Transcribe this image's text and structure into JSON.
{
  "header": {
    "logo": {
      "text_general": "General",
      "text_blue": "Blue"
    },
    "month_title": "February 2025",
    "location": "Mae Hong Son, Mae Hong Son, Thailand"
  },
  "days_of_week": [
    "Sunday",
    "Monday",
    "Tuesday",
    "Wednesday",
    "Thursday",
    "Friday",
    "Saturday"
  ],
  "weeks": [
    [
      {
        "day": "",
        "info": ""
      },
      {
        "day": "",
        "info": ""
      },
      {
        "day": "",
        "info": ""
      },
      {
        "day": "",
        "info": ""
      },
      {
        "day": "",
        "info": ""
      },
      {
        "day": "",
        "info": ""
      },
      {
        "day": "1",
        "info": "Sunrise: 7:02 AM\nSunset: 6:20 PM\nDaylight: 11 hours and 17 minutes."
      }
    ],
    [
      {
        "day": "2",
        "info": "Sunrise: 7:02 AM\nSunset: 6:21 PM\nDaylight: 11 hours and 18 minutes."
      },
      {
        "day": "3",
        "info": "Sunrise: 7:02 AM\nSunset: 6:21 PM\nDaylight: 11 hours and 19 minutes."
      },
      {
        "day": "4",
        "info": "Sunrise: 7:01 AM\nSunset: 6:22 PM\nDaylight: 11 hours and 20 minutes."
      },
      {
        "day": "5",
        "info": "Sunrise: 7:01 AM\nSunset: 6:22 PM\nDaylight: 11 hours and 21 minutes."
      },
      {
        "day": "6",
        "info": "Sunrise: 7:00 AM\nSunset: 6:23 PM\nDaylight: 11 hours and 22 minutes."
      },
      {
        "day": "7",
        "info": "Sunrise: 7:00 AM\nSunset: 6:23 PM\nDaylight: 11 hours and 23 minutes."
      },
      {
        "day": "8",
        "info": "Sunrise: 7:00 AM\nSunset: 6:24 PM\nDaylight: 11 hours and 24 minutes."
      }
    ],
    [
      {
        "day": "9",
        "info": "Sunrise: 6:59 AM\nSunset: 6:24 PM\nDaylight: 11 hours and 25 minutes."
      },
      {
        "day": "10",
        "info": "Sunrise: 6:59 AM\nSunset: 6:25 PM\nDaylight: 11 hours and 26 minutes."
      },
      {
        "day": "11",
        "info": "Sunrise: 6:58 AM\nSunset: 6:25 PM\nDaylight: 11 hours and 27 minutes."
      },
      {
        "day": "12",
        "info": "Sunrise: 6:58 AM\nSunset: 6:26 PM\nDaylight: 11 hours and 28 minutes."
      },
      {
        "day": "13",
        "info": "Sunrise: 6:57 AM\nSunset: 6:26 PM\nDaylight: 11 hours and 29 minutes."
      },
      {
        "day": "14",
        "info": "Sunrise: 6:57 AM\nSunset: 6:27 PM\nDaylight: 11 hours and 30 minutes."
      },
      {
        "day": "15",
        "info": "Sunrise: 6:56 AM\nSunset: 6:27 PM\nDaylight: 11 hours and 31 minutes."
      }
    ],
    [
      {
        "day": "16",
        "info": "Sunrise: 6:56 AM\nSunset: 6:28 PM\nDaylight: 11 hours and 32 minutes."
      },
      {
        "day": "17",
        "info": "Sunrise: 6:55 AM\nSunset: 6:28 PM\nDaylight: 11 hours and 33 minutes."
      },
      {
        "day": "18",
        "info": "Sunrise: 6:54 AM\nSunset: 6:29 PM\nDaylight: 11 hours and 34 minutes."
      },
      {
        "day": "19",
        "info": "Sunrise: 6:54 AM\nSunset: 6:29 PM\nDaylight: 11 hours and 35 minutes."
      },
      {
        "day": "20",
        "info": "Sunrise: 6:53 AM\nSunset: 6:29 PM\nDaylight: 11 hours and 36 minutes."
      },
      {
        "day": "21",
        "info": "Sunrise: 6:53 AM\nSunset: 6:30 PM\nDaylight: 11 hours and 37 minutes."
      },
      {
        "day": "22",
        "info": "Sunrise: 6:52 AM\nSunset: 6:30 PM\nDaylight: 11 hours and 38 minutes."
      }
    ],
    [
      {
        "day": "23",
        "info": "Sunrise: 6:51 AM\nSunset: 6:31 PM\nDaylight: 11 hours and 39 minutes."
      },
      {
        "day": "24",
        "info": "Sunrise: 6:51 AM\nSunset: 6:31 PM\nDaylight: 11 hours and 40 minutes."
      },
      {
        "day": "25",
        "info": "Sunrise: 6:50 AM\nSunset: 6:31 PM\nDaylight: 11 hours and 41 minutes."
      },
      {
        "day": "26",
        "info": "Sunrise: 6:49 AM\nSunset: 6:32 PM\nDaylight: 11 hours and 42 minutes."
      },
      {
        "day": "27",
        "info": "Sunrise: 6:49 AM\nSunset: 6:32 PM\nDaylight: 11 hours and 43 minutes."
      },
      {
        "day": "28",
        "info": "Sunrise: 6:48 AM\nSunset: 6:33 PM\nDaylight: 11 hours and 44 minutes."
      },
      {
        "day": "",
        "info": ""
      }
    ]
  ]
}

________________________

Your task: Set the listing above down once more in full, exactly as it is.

Answer for the task:
Transcribe this image's text and structure into JSON.
{
  "header": {
    "logo": {
      "text_general": "General",
      "text_blue": "Blue"
    },
    "month_title": "February 2025",
    "location": "Mae Hong Son, Mae Hong Son, Thailand"
  },
  "days_of_week": [
    "Sunday",
    "Monday",
    "Tuesday",
    "Wednesday",
    "Thursday",
    "Friday",
    "Saturday"
  ],
  "weeks": [
    [
      {
        "day": "",
        "info": ""
      },
      {
        "day": "",
        "info": ""
      },
      {
        "day": "",
        "info": ""
      },
      {
        "day": "",
        "info": ""
      },
      {
        "day": "",
        "info": ""
      },
      {
        "day": "",
        "info": ""
      },
      {
        "day": "1",
        "info": "Sunrise: 7:02 AM\nSunset: 6:20 PM\nDaylight: 11 hours and 17 minutes."
      }
    ],
    [
      {
        "day": "2",
        "info": "Sunrise: 7:02 AM\nSunset: 6:21 PM\nDaylight: 11 hours and 18 minutes."
      },
      {
        "day": "3",
        "info": "Sunrise: 7:02 AM\nSunset: 6:21 PM\nDaylight: 11 hours and 19 minutes."
      },
      {
        "day": "4",
        "info": "Sunrise: 7:01 AM\nSunset: 6:22 PM\nDaylight: 11 hours and 20 minutes."
      },
      {
        "day": "5",
        "info": "Sunrise: 7:01 AM\nSunset: 6:22 PM\nDaylight: 11 hours and 21 minutes."
      },
      {
        "day": "6",
        "info": "Sunrise: 7:00 AM\nSunset: 6:23 PM\nDaylight: 11 hours and 22 minutes."
      },
      {
        "day": "7",
        "info": "Sunrise: 7:00 AM\nSunset: 6:23 PM\nDaylight: 11 hours and 23 minutes."
      },
      {
        "day": "8",
        "info": "Sunrise: 7:00 AM\nSunset: 6:24 PM\nDaylight: 11 hours and 24 minutes."
      }
    ],
    [
      {
        "day": "9",
        "info": "Sunrise: 6:59 AM\nSunset: 6:24 PM\nDaylight: 11 hours and 25 minutes."
      },
      {
        "day": "10",
        "info": "Sunrise: 6:59 AM\nSunset: 6:25 PM\nDaylight: 11 hours and 26 minutes."
      },
      {
        "day": "11",
        "info": "Sunrise: 6:58 AM\nSunset: 6:25 PM\nDaylight: 11 hours and 27 minutes."
      },
      {
        "day": "12",
        "info": "Sunrise: 6:58 AM\nSunset: 6:26 PM\nDaylight: 11 hours and 28 minutes."
      },
      {
        "day": "13",
        "info": "Sunrise: 6:57 AM\nSunset: 6:26 PM\nDaylight: 11 hours and 29 minutes."
      },
      {
        "day": "14",
        "info": "Sunrise: 6:57 AM\nSunset: 6:27 PM\nDaylight: 11 hours and 30 minutes."
      },
      {
        "day": "15",
        "info": "Sunrise: 6:56 AM\nSunset: 6:27 PM\nDaylight: 11 hours and 31 minutes."
      }
    ],
    [
      {
        "day": "16",
        "info": "Sunrise: 6:56 AM\nSunset: 6:28 PM\nDaylight: 11 hours and 32 minutes."
      },
      {
        "day": "17",
        "info": "Sunrise: 6:55 AM\nSunset: 6:28 PM\nDaylight: 11 hours and 33 minutes."
      },
      {
        "day": "18",
        "info": "Sunrise: 6:54 AM\nSunset: 6:29 PM\nDaylight: 11 hours and 34 minutes."
      },
      {
        "day": "19",
        "info": "Sunrise: 6:54 AM\nSunset: 6:29 PM\nDaylight: 11 hours and 35 minutes."
      },
      {
        "day": "20",
        "info": "Sunrise: 6:53 AM\nSunset: 6:29 PM\nDaylight: 11 hours and 36 minutes."
      },
      {
        "day": "21",
        "info": "Sunrise: 6:53 AM\nSunset: 6:30 PM\nDaylight: 11 hours and 37 minutes."
      },
      {
        "day": "22",
        "info": "Sunrise: 6:52 AM\nSunset: 6:30 PM\nDaylight: 11 hours and 38 minutes."
      }
    ],
    [
      {
        "day": "23",
        "info": "Sunrise: 6:51 AM\nSunset: 6:31 PM\nDaylight: 11 hours and 39 minutes."
      },
      {
        "day": "24",
        "info": "Sunrise: 6:51 AM\nSunset: 6:31 PM\nDaylight: 11 hours and 40 minutes."
      },
      {
        "day": "25",
        "info": "Sunrise: 6:50 AM\nSunset: 6:31 PM\nDaylight: 11 hours and 41 minutes."
      },
      {
        "day": "26",
        "info": "Sunrise: 6:49 AM\nSunset: 6:32 PM\nDaylight: 11 hours and 42 minutes."
      },
      {
        "day": "27",
        "info": "Sunrise: 6:49 AM\nSunset: 6:32 PM\nDaylight: 11 hours and 43 minutes."
      },
      {
        "day": "28",
        "info": "Sunrise: 6:48 AM\nSunset: 6:33 PM\nDaylight: 11 hours and 44 minutes."
      },
      {
        "day": "",
        "info": ""
      }
    ]
  ]
}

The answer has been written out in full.